Talk: 2D and 3D Shape from Contour

A considerable portion of our primate visual cortex is involved in the coding of object shape. While objects in our visual world are generally 3D, the boundary of a 3D object projects to the retina as a closed 2D contour, and the shape of this contour provides important information about object shape and identity.  In this talk, I will review a series of psychophysical and computational studies that provide insights into how brains and computers can detect and organize image contours to extract 2D and 3D shape representations of the objects that populate both natural and built environments.






Corrine Occhino (Research Faculty, Center on Cognition and Language, Rochester Institute of Technology)

Talk: Embodied Cognition, Visual Language and the Emergence of Form

Vision and visual schematization have an important role to play in conceptualization and in the creation of grammatical structure. Following the embodied turn in cognitive science, we see spoken language and written language as inextricably anchored to the visual modality. In this talk I will argue that signers and signed languages offer a unique look into cognition when the primary sensory mode of experience unfolds in the visual modality. Looking at language processing in American Sign Language (ASL), we find that tasks which do not require overt semantic processing nevertheless are influenced by meaningful, ‘visually iconic’ aspects of signs. My work on iconicity in the visual modality has shown that while iconicity can impact processing, it interacts with several experiential factors including language proficiency and socio-cultural experience.

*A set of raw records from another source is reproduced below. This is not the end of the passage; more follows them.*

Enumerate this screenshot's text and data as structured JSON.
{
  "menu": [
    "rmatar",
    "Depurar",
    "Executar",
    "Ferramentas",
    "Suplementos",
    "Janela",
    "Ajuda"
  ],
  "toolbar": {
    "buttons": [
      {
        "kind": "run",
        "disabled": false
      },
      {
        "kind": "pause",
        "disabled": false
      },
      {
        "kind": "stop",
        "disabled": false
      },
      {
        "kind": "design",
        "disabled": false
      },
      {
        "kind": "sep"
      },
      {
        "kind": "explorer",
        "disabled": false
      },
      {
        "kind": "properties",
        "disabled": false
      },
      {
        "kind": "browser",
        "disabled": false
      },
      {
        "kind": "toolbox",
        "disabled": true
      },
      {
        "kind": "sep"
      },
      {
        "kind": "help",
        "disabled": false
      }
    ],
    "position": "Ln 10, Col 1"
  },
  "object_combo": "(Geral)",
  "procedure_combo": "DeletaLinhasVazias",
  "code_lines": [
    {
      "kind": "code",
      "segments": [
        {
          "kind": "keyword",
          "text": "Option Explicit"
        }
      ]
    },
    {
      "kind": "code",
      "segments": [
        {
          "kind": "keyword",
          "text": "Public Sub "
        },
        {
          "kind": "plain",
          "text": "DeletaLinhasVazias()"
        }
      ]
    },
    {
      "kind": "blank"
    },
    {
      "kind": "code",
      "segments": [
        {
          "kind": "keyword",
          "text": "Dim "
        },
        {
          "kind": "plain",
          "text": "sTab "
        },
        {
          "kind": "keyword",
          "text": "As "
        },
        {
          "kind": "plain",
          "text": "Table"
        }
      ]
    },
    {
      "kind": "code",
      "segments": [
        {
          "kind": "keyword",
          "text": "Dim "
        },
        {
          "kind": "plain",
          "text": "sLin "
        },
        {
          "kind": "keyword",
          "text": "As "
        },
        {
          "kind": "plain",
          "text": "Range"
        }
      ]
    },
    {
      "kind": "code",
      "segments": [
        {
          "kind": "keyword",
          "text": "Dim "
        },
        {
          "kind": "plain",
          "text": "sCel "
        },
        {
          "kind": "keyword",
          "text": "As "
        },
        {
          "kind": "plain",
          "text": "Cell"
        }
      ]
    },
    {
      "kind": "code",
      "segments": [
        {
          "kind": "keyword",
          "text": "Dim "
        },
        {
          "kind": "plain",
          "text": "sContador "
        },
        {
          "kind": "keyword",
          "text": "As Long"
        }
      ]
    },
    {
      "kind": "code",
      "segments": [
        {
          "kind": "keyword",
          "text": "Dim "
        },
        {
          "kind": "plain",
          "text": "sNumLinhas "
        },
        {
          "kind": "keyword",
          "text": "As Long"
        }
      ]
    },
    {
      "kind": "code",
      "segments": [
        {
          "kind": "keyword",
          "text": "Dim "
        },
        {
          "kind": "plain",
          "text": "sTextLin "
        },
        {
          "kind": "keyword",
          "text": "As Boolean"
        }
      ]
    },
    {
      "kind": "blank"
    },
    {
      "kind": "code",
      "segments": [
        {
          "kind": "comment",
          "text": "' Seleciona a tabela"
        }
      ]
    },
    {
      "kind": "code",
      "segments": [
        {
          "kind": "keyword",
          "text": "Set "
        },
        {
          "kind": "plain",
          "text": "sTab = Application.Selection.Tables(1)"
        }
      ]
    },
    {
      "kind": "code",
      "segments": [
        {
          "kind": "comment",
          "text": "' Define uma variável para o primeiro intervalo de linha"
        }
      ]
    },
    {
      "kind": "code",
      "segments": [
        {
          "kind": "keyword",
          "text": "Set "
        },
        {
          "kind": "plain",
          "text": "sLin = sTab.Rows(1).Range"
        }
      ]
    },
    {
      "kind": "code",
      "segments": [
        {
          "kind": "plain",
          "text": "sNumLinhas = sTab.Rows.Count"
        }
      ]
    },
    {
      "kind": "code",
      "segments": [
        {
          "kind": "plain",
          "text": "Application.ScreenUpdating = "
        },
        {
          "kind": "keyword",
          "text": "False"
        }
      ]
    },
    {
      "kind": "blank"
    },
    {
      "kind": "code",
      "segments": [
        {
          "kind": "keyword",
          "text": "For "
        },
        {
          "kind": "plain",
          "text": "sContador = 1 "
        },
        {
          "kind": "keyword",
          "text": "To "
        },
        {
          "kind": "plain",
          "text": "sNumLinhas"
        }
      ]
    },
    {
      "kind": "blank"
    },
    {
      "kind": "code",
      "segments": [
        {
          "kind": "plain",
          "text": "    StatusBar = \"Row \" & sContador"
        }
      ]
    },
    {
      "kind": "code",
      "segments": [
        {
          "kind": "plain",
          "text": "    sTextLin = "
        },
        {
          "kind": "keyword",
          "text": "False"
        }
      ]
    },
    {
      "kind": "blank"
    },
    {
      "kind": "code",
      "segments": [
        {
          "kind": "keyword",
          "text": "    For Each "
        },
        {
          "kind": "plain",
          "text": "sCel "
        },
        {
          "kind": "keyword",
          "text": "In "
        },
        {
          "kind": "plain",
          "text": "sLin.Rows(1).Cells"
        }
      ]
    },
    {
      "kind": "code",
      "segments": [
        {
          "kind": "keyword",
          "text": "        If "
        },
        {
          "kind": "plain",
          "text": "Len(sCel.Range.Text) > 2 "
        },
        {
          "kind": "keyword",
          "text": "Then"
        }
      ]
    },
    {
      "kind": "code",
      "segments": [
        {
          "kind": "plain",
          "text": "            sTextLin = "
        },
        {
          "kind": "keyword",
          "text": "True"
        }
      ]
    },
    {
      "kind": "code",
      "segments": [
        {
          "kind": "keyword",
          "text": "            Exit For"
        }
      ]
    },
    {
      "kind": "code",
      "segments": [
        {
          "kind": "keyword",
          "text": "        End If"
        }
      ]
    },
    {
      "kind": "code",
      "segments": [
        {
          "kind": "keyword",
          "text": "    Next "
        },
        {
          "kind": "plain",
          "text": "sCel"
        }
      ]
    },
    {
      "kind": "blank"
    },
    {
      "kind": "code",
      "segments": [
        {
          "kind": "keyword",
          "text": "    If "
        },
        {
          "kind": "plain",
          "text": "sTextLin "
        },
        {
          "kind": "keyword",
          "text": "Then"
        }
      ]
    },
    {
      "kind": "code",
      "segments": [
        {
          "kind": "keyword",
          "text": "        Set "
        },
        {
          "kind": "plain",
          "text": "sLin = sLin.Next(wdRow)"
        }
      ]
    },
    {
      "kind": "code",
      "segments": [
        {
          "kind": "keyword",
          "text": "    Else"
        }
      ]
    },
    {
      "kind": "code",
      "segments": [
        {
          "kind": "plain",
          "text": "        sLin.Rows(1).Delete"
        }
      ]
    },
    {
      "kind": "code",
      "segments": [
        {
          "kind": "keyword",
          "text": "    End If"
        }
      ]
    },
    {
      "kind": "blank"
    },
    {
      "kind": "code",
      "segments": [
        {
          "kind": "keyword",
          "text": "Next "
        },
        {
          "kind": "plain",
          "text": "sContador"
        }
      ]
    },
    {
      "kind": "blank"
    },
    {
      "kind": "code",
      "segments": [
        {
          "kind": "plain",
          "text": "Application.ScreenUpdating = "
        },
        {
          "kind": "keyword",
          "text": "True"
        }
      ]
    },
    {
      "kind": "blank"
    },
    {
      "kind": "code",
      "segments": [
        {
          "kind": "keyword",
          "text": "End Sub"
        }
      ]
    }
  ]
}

How can these findings from studies on the role of iconicity in signed language processing be reconciled within a larger, psychologically plausible framework of language and cognition? I will conclude my talk by discussing the mechanisms underlying findings from embodied and situated language processing and the findings presented on iconicity effects in signed language processing. I argue that the key to bringing research on signed languages and spoken languages together is to recognize that language users visualize scenes to make sense of the language that they process. Understanding the interaction between language users’ experiences and the multimodality of the linguistic signal will be important factors to consider as we investigate the role of vision in the emergence of linguistic structure.